Made possible by the Federal Government's new funding scheme Catalyst (as well as with support from other government bodies, not to mention generous sponsorship from the private sector), the project is expected to be one of the largest in Indigenous fine art promotions abroadInitiatives of the kind which benefit the domestic and hence local art industry immensely (and no doubt pose a huge boon for events such as the Cairns Indigenous Art Fair) due to the exposure of Australian artists and interest generated in Aboriginal culture and fine art. For more information on the Catalyst fund and for information on eligibility and the application process, please follow this link.
While the Monaco project is still taking shape, with new works being completed and/or commissioned every day- Ms O'Connell was kind of enough to share a little sneak peak at what will be expected on display at the renowned Oceanographic Museum in Monaco as part of a larger programme of performances & artists talks as well as a special concert event. Ms O'Connell also dropped a few of the main names whose work will be exhibited to an audience of about 500,000 art lovers! Such names include Aboriginal art superstars Alick Tipoti, Ken Thaiday Snr in collaboration with Jason Christopher and Brian Robinson.
Word is the Bird, a Discussion with Jasmine Hearps-Rooney.
Jasmine has works on show opening at Brunswick Street Gallery(322 Brunswick Street,
Fitzroy) this Friday( 27th of November).
Her works combines typography with environmental concern to form a small yet coupling body of work that raises awareness for endangered native birds.
The text is the result of a personal quest to define her personal relationship with these birds that are from the Northern Rivers and central Coast of NSW. The collection of generational observation are coupled with the at risk information about each species.

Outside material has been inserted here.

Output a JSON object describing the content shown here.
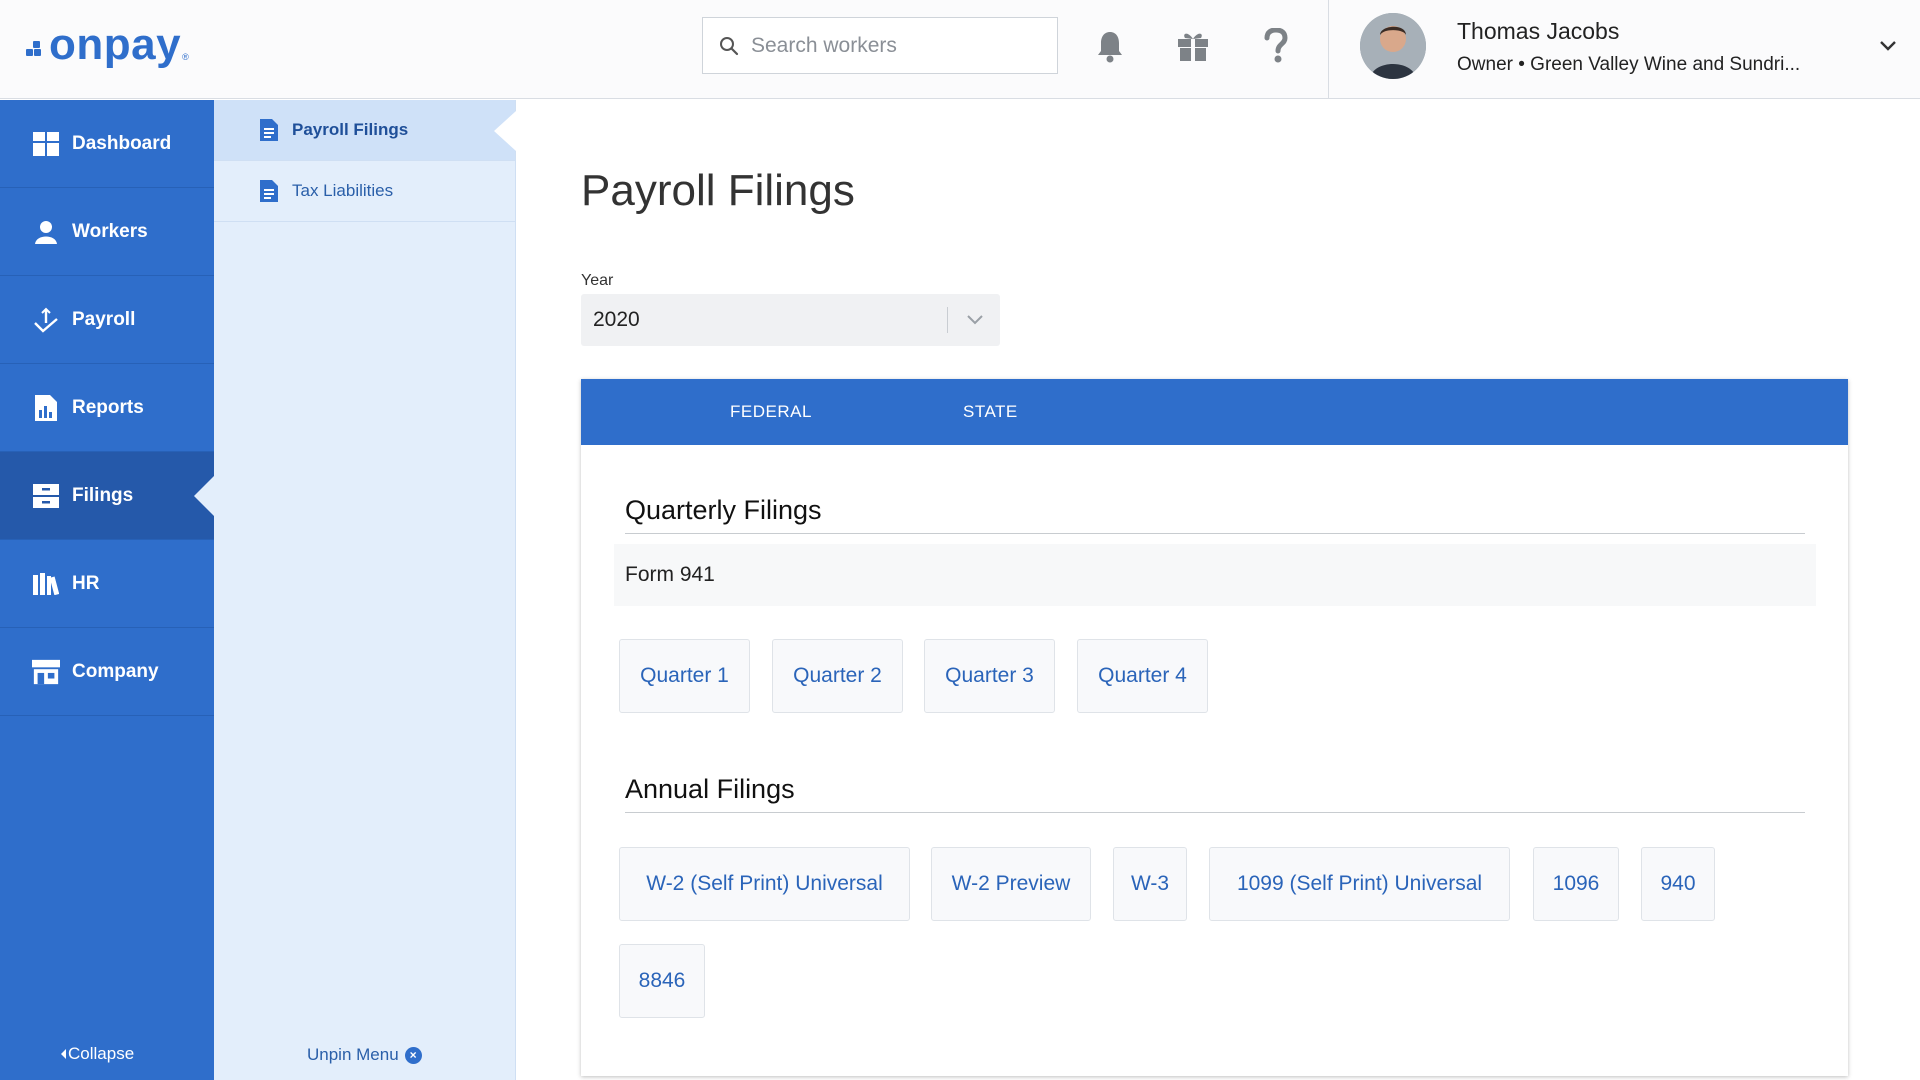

The initial idea was spawned from a conversation about the decline of the local finches that are no longer in her childhood area. This then was fusioned with Jasmine’s current exploration of typography.

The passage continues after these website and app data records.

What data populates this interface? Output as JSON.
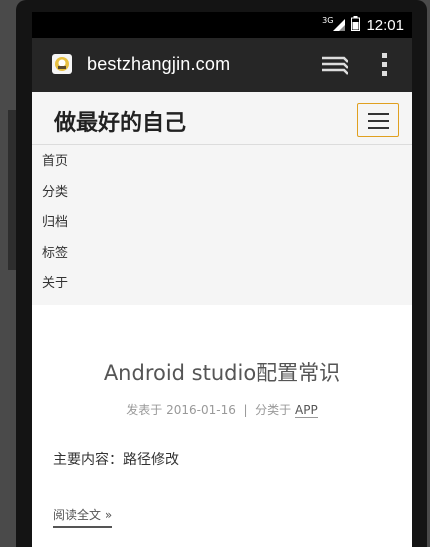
{
  "status_bar": {
    "network": "3G",
    "time": "12:01",
    "icons": [
      "signal-icon",
      "battery-icon"
    ]
  },
  "browser": {
    "url": "bestzhangjin.com",
    "icons": [
      "favicon",
      "tabs-icon",
      "overflow-menu-icon"
    ]
  },
  "site": {
    "title": "做最好的自己",
    "menu_icon": "hamburger-icon"
  },
  "nav": {
    "items": [
      "首页",
      "分类",
      "归档",
      "标签",
      "关于"
    ]
  },
  "post": {
    "title": "Android studio配置常识",
    "meta_prefix": "发表于 2016-01-16",
    "meta_separator": "|",
    "category_label": "分类于",
    "category": "APP",
    "excerpt": "主要内容：路径修改",
    "read_more": "阅读全文 »"
  }
}
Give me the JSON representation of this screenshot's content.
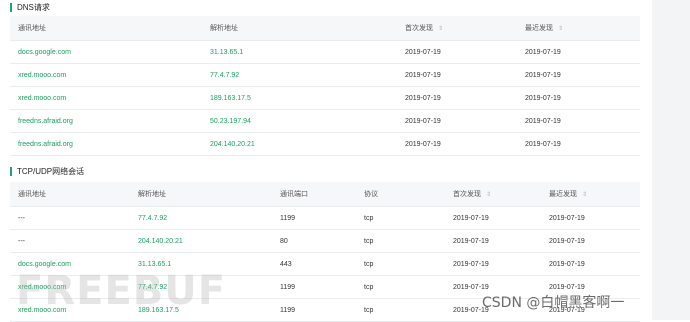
{
  "dns_section": {
    "title": "DNS请求",
    "columns": {
      "comm_addr": "通讯地址",
      "resolved_addr": "解析地址",
      "first_seen": "首次发现",
      "last_seen": "最近发现"
    },
    "rows": [
      {
        "comm_addr": "docs.google.com",
        "resolved_addr": "31.13.65.1",
        "first_seen": "2019-07-19",
        "last_seen": "2019-07-19"
      },
      {
        "comm_addr": "xred.mooo.com",
        "resolved_addr": "77.4.7.92",
        "first_seen": "2019-07-19",
        "last_seen": "2019-07-19"
      },
      {
        "comm_addr": "xred.mooo.com",
        "resolved_addr": "189.163.17.5",
        "first_seen": "2019-07-19",
        "last_seen": "2019-07-19"
      },
      {
        "comm_addr": "freedns.afraid.org",
        "resolved_addr": "50.23.197.94",
        "first_seen": "2019-07-19",
        "last_seen": "2019-07-19"
      },
      {
        "comm_addr": "freedns.afraid.org",
        "resolved_addr": "204.140.20.21",
        "first_seen": "2019-07-19",
        "last_seen": "2019-07-19"
      }
    ]
  },
  "tcp_section": {
    "title": "TCP/UDP网络会话",
    "columns": {
      "comm_addr": "通讯地址",
      "resolved_addr": "解析地址",
      "port": "通讯端口",
      "protocol": "协议",
      "first_seen": "首次发现",
      "last_seen": "最近发现"
    },
    "rows": [
      {
        "comm_addr": "---",
        "resolved_addr": "77.4.7.92",
        "port": "1199",
        "protocol": "tcp",
        "first_seen": "2019-07-19",
        "last_seen": "2019-07-19"
      },
      {
        "comm_addr": "---",
        "resolved_addr": "204.140.20.21",
        "port": "80",
        "protocol": "tcp",
        "first_seen": "2019-07-19",
        "last_seen": "2019-07-19"
      },
      {
        "comm_addr": "docs.google.com",
        "resolved_addr": "31.13.65.1",
        "port": "443",
        "protocol": "tcp",
        "first_seen": "2019-07-19",
        "last_seen": "2019-07-19"
      },
      {
        "comm_addr": "xred.mooo.com",
        "resolved_addr": "77.4.7.92",
        "port": "1199",
        "protocol": "tcp",
        "first_seen": "2019-07-19",
        "last_seen": "2019-07-19"
      },
      {
        "comm_addr": "xred.mooo.com",
        "resolved_addr": "189.163.17.5",
        "port": "1199",
        "protocol": "tcp",
        "first_seen": "2019-07-19",
        "last_seen": "2019-07-19"
      }
    ]
  },
  "watermark": {
    "text": "FREEBUF"
  },
  "csdn_watermark": {
    "text": "CSDN @白帽黑客啊一"
  },
  "colors": {
    "accent": "#1aa57e",
    "link": "#19a15f",
    "header_bg": "#f6f7f9",
    "panel_bg": "#f3f4f6"
  },
  "icons": {
    "sort": "sort-arrows-icon"
  }
}
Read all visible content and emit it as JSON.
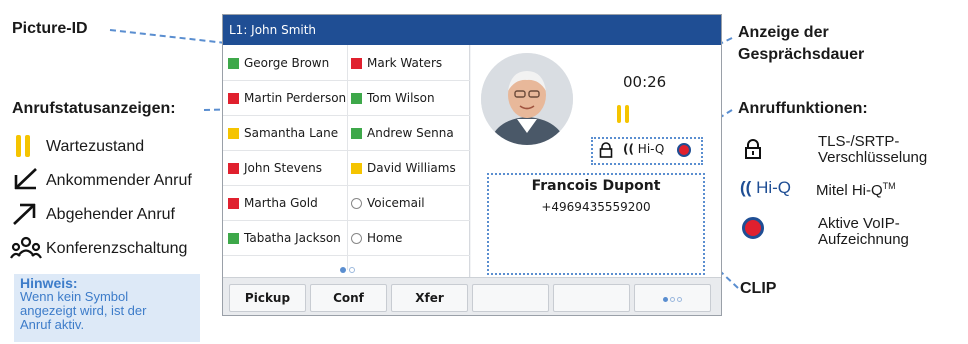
{
  "annotations": {
    "picture_id": "Picture-ID",
    "call_duration_line1": "Anzeige der",
    "call_duration_line2": "Gesprächsdauer",
    "call_status_title": "Anrufstatusanzeigen:",
    "call_features_title": "Anruffunktionen:",
    "clip": "CLIP"
  },
  "legend": {
    "hold": "Wartezustand",
    "incoming": "Ankommender Anruf",
    "outgoing": "Abgehender Anruf",
    "conference": "Konferenzschaltung"
  },
  "note": {
    "title": "Hinweis:",
    "line1": "Wenn kein Symbol",
    "line2": "angezeigt wird, ist der",
    "line3": "Anruf aktiv."
  },
  "features": {
    "tls_line1": "TLS-/SRTP-",
    "tls_line2": "Verschlüsselung",
    "hiq_logo": "Hi-Q",
    "hiq_label": "Mitel Hi-Q",
    "hiq_tm": "TM",
    "voip_line1": "Aktive VoIP-",
    "voip_line2": "Aufzeichnung"
  },
  "phone": {
    "line_label": "L1: John Smith",
    "contacts_left": [
      {
        "name": "George Brown",
        "status": "green"
      },
      {
        "name": "Martin Perderson",
        "status": "red"
      },
      {
        "name": "Samantha Lane",
        "status": "yellow"
      },
      {
        "name": "John Stevens",
        "status": "red"
      },
      {
        "name": "Martha Gold",
        "status": "red"
      },
      {
        "name": "Tabatha Jackson",
        "status": "green"
      }
    ],
    "contacts_right": [
      {
        "name": "Mark Waters",
        "status": "red"
      },
      {
        "name": "Tom Wilson",
        "status": "green"
      },
      {
        "name": "Andrew Senna",
        "status": "green"
      },
      {
        "name": "David Williams",
        "status": "yellow"
      },
      {
        "name": "Voicemail",
        "status": "none"
      },
      {
        "name": "Home",
        "status": "none"
      }
    ],
    "call": {
      "duration": "00:26",
      "caller_name": "Francois Dupont",
      "caller_number": "+4969435559200",
      "hiq_badge": "Hi-Q"
    },
    "softkeys": [
      "Pickup",
      "Conf",
      "Xfer",
      "",
      "",
      ""
    ]
  },
  "colors": {
    "header": "#1f4e94",
    "green": "#3ea84a",
    "red": "#e0202e",
    "yellow": "#f5c400",
    "annotation_blue": "#5a8ed0",
    "note_bg": "#dde9f7",
    "note_text": "#3d7cc9",
    "hold_bar": "#f5c400"
  }
}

The next step in the process began with the research of endangered birds in the childhood town. Discussions with family developed a further personal connection to the plight of these birds. The execution combines traditional and digital. The first stage involves under-drawing in traditional pencil and pen. The finished drawings were then scanned and imported into photoshop to add the typography via a drawing tablet. The text was scaled and aligned to harmonise with the original drawing. The last stage was the printing. The results of this process created engaging works that draw the viewer in.
All works limited edition of 10.

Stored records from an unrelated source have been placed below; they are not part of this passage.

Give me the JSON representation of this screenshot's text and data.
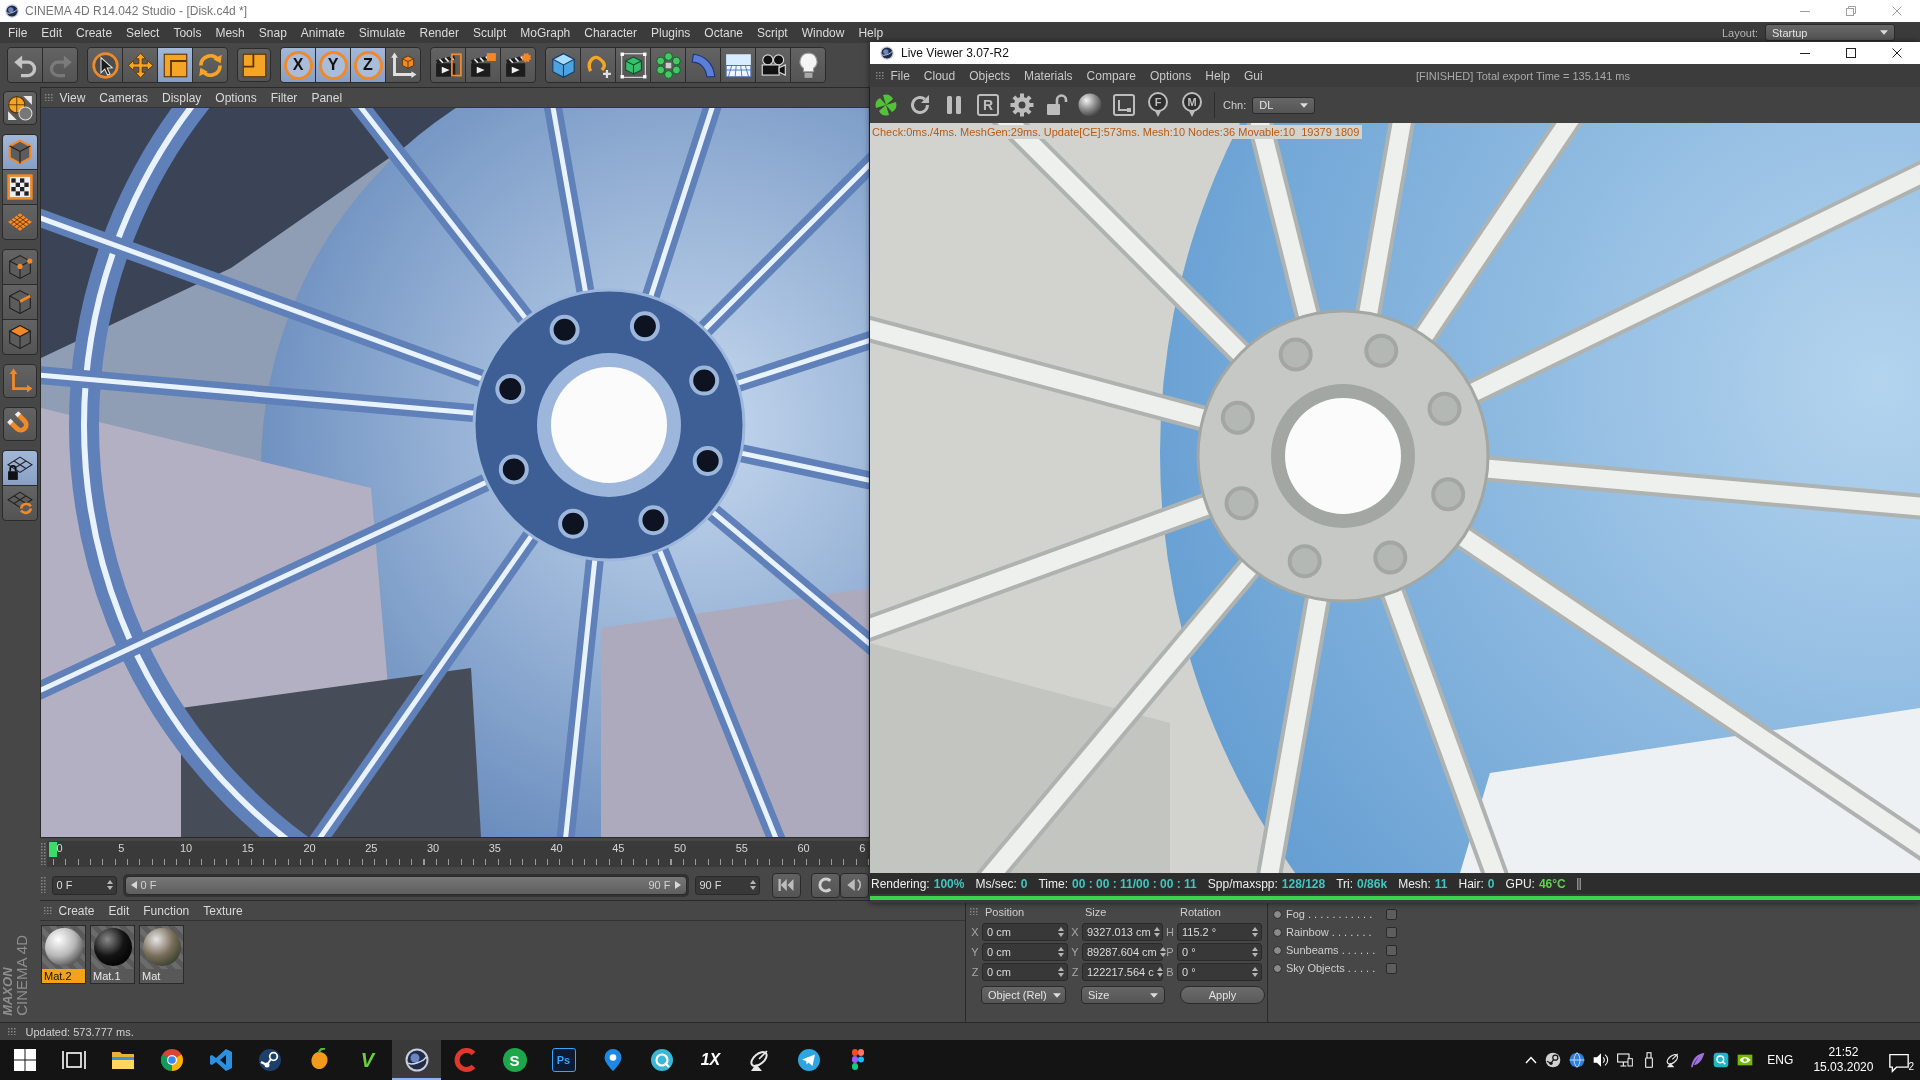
{
  "c4d_window": {
    "title": "CINEMA 4D R14.042 Studio - [Disk.c4d *]",
    "menu": [
      "File",
      "Edit",
      "Create",
      "Select",
      "Tools",
      "Mesh",
      "Snap",
      "Animate",
      "Simulate",
      "Render",
      "Sculpt",
      "MoGraph",
      "Character",
      "Plugins",
      "Octane",
      "Script",
      "Window",
      "Help"
    ],
    "layout_label": "Layout:",
    "layout_value": "Startup"
  },
  "main_toolbar": {
    "groups": [
      {
        "buttons": [
          {
            "kind": "icon",
            "disabled": false
          },
          {
            "kind": "icon",
            "disabled": true
          }
        ]
      },
      {
        "buttons": [
          {
            "kind": "icon",
            "selected": false
          },
          {
            "kind": "icon",
            "selected": false
          },
          {
            "kind": "icon",
            "selected": true
          },
          {
            "kind": "icon",
            "selected": false
          }
        ]
      },
      {
        "buttons": [
          {
            "kind": "icon",
            "selected": false
          }
        ]
      },
      {
        "buttons": [
          {
            "kind": "letter",
            "glyph": "X",
            "selected": true
          },
          {
            "kind": "letter",
            "glyph": "Y",
            "selected": true
          },
          {
            "kind": "letter",
            "glyph": "Z",
            "selected": true
          },
          {
            "kind": "icon",
            "selected": false
          }
        ]
      },
      {
        "buttons": [
          {
            "kind": "icon",
            "selected": false
          },
          {
            "kind": "icon",
            "selected": false
          },
          {
            "kind": "icon",
            "selected": false
          }
        ]
      },
      {
        "buttons": [
          {
            "kind": "icon",
            "selected": false
          },
          {
            "kind": "icon",
            "selected": false
          },
          {
            "kind": "icon",
            "selected": false
          },
          {
            "kind": "icon",
            "selected": false
          },
          {
            "kind": "icon",
            "selected": false
          },
          {
            "kind": "icon",
            "selected": false
          },
          {
            "kind": "icon",
            "selected": false
          },
          {
            "kind": "icon",
            "selected": false
          }
        ]
      }
    ]
  },
  "mode_toolbar": {
    "groups": [
      {
        "buttons": [
          {
            "kind": "icon",
            "selected": false
          }
        ]
      },
      {
        "buttons": [
          {
            "kind": "icon",
            "selected": true
          },
          {
            "kind": "icon",
            "selected": false
          },
          {
            "kind": "icon",
            "selected": false
          }
        ]
      },
      {
        "buttons": [
          {
            "kind": "icon",
            "selected": false
          },
          {
            "kind": "icon",
            "selected": false
          },
          {
            "kind": "icon",
            "selected": false
          }
        ]
      },
      {
        "buttons": [
          {
            "kind": "icon",
            "selected": false
          }
        ]
      },
      {
        "buttons": [
          {
            "kind": "icon",
            "selected": false
          }
        ]
      },
      {
        "buttons": [
          {
            "kind": "icon",
            "selected": true
          },
          {
            "kind": "icon",
            "selected": false
          }
        ]
      }
    ]
  },
  "logo": {
    "brand": "MAXON",
    "product": "CINEMA 4D"
  },
  "viewport": {
    "menu": [
      "View",
      "Cameras",
      "Display",
      "Options",
      "Filter",
      "Panel"
    ]
  },
  "timeline": {
    "labels": [
      "0",
      "5",
      "10",
      "15",
      "20",
      "25",
      "30",
      "35",
      "40",
      "45",
      "50",
      "55",
      "60",
      "6"
    ],
    "level": 0
  },
  "frame_bar": {
    "start_frame": "0 F",
    "range": {
      "start": "0 F",
      "end": "90 F",
      "level": 1
    },
    "end_frame": "90 F"
  },
  "material_manager": {
    "menu": [
      "Create",
      "Edit",
      "Function",
      "Texture"
    ],
    "materials": [
      {
        "name": "Mat.2",
        "selected": true
      },
      {
        "name": "Mat.1",
        "selected": false
      },
      {
        "name": "Mat",
        "selected": false
      }
    ]
  },
  "coordinates": {
    "headers": [
      "Position",
      "Size",
      "Rotation"
    ],
    "rows": [
      {
        "position_axis": "X",
        "position": "0 cm",
        "size_axis": "X",
        "size": "9327.013 cm",
        "rotation_axis": "H",
        "rotation": "115.2 °"
      },
      {
        "position_axis": "Y",
        "position": "0 cm",
        "size_axis": "Y",
        "size": "89287.604 cm",
        "rotation_axis": "P",
        "rotation": "0 °"
      },
      {
        "position_axis": "Z",
        "position": "0 cm",
        "size_axis": "Z",
        "size": "122217.564 c",
        "rotation_axis": "B",
        "rotation": "0 °"
      }
    ],
    "mode": "Object (Rel)",
    "size_mode": "Size",
    "apply": "Apply"
  },
  "attributes": {
    "rows": [
      {
        "label": "Fog . . . . . . . . . . .",
        "checked": false
      },
      {
        "label": "Rainbow . . . . . . .",
        "checked": false
      },
      {
        "label": "Sunbeams . . . . . .",
        "checked": false
      },
      {
        "label": "Sky Objects . . . . .",
        "checked": false
      }
    ]
  },
  "status_bar": {
    "text": "Updated: 573.777 ms."
  },
  "live_viewer": {
    "title": "Live Viewer 3.07-R2",
    "menu": [
      "File",
      "Cloud",
      "Objects",
      "Materials",
      "Compare",
      "Options",
      "Help",
      "Gui"
    ],
    "export_status": "[FINISHED] Total export Time = 135.141 ms",
    "toolbar": {
      "buttons": [
        {
          "kind": "icon"
        },
        {
          "kind": "icon"
        },
        {
          "kind": "icon"
        },
        {
          "kind": "letter",
          "glyph": "R"
        },
        {
          "kind": "icon"
        },
        {
          "kind": "icon"
        },
        {
          "kind": "icon"
        },
        {
          "kind": "icon"
        },
        {
          "kind": "letter",
          "glyph": "F"
        },
        {
          "kind": "letter",
          "glyph": "M"
        }
      ]
    },
    "channel_label": "Chn:",
    "channel_value": "DL",
    "stats_line": "Check:0ms./4ms. MeshGen:29ms. Update[CE]:573ms. Mesh:10 Nodes:36 Movable:10  19379 1809",
    "render_status": [
      {
        "label": "Rendering:",
        "value": "100%",
        "color": "#3fc6c0"
      },
      {
        "label": "Ms/sec:",
        "value": "0",
        "color": "#3fc6c0"
      },
      {
        "label": "Time:",
        "value": "00 : 00 : 11/00 : 00 : 11",
        "color": "#3fc6c0"
      },
      {
        "label": "Spp/maxspp:",
        "value": "128/128",
        "color": "#3fc6c0"
      },
      {
        "label": "Tri:",
        "value": "0/86k",
        "color": "#3fc6c0"
      },
      {
        "label": "Mesh:",
        "value": "11",
        "color": "#3fc6c0"
      },
      {
        "label": "Hair:",
        "value": "0",
        "color": "#3fc6c0"
      },
      {
        "label": "GPU:",
        "value": "46°C",
        "color": "#63cf52"
      }
    ],
    "progress": {
      "level": 1
    }
  },
  "taskbar": {
    "apps": [
      {
        "kind": "icon",
        "selected": false
      },
      {
        "kind": "icon",
        "selected": false
      },
      {
        "kind": "icon",
        "selected": false
      },
      {
        "kind": "icon",
        "selected": false
      },
      {
        "kind": "icon",
        "selected": false
      },
      {
        "kind": "icon",
        "selected": false
      },
      {
        "kind": "icon",
        "selected": false
      },
      {
        "kind": "letter",
        "glyph": "V",
        "selected": false
      },
      {
        "kind": "icon",
        "selected": true
      },
      {
        "kind": "icon",
        "selected": false
      },
      {
        "kind": "letter",
        "glyph": "S",
        "selected": false
      },
      {
        "kind": "letter",
        "glyph": "Ps",
        "selected": false
      },
      {
        "kind": "icon",
        "selected": false
      },
      {
        "kind": "icon",
        "selected": false
      },
      {
        "kind": "letter",
        "glyph": "1X",
        "selected": false
      },
      {
        "kind": "icon",
        "selected": false
      },
      {
        "kind": "icon",
        "selected": false
      },
      {
        "kind": "icon",
        "selected": false
      }
    ],
    "tray": {
      "language": "ENG",
      "time": "21:52",
      "date": "15.03.2020",
      "notifications": "2"
    }
  }
}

Jasmine Hearps-Rooney, Maske Owl, 20 x 15 cm
Jasmine Hearps-Rooney, Golden Fininch,15 x 20 cm
Jasmine Hearps-Rooney, Kingfisher,15 x 20 cm
Jasmine Hearps-Rooney, Orange Belly,15 x 20 cm
Jasmine Hearps-Rooney, Willy Wagtail,15 x 20 cm
Guest writer ‘What’s on in Queensland? Bimblebox: Art – Science – Nature
All Souls Day (Tree), 2009, Luke Roberts (photo courtesy of the Artist and Milani Gallery Brisbane)
Coalface, Alison Clouston and Boyd (source www.bimbleboxexhibition.com)
Mining Aramac from the Mining Galilee Series, 2013, Fiona MacDonald (photo courtesy of the artist)
Left to Right, Jaw War Tet Tweer, 2013, Sarah McIlroy & Mending the Future, 2013, Jill Sampson (photo Carl Warner)
Bimblebox Skymap 2, 2013, Glenda Orr (photo Carl Warner)